• _THE TASK_:
Return the entries in full, exactly as written.

• _RECORDS SHOWN_:
□ □ □ □ □
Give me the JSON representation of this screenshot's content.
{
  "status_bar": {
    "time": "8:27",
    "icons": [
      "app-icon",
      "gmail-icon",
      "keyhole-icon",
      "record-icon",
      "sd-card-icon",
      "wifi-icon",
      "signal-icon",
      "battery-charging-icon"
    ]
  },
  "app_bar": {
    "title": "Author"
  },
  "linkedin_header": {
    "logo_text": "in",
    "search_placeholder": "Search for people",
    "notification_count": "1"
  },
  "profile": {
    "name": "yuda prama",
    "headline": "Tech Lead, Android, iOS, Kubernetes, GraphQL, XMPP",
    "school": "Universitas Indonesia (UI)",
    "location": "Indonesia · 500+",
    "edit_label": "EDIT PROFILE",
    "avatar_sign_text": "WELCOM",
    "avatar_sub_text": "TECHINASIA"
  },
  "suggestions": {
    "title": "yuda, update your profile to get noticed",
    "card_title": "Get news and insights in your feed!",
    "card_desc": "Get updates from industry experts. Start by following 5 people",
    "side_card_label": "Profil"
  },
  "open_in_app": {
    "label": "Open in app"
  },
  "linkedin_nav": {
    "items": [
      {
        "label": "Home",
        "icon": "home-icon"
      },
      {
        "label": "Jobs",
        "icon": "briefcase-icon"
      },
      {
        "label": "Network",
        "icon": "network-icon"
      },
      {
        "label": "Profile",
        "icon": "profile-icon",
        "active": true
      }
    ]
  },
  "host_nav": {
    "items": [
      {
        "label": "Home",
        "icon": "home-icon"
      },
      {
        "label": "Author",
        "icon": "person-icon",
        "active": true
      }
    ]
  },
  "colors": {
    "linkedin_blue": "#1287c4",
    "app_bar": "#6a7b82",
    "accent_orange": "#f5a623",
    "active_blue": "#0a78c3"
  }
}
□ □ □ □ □
• _SOLUTION FOR THIS TASK_:
Give me the JSON representation of this screenshot's content.
{
  "status_bar": {
    "time": "8:27",
    "icons": [
      "app-icon",
      "gmail-icon",
      "keyhole-icon",
      "record-icon",
      "sd-card-icon",
      "wifi-icon",
      "signal-icon",
      "battery-charging-icon"
    ]
  },
  "app_bar": {
    "title": "Author"
  },
  "linkedin_header": {
    "logo_text": "in",
    "search_placeholder": "Search for people",
    "notification_count": "1"
  },
  "profile": {
    "name": "yuda prama",
    "headline": "Tech Lead, Android, iOS, Kubernetes, GraphQL, XMPP",
    "school": "Universitas Indonesia (UI)",
    "location": "Indonesia · 500+",
    "edit_label": "EDIT PROFILE",
    "avatar_sign_text": "WELCOM",
    "avatar_sub_text": "TECHINASIA"
  },
  "suggestions": {
    "title": "yuda, update your profile to get noticed",
    "card_title": "Get news and insights in your feed!",
    "card_desc": "Get updates from industry experts. Start by following 5 people",
    "side_card_label": "Profil"
  },
  "open_in_app": {
    "label": "Open in app"
  },
  "linkedin_nav": {
    "items": [
      {
        "label": "Home",
        "icon": "home-icon"
      },
      {
        "label": "Jobs",
        "icon": "briefcase-icon"
      },
      {
        "label": "Network",
        "icon": "network-icon"
      },
      {
        "label": "Profile",
        "icon": "profile-icon",
        "active": true
      }
    ]
  },
  "host_nav": {
    "items": [
      {
        "label": "Home",
        "icon": "home-icon"
      },
      {
        "label": "Author",
        "icon": "person-icon",
        "active": true
      }
    ]
  },
  "colors": {
    "linkedin_blue": "#1287c4",
    "app_bar": "#6a7b82",
    "accent_orange": "#f5a623",
    "active_blue": "#0a78c3"
  }
}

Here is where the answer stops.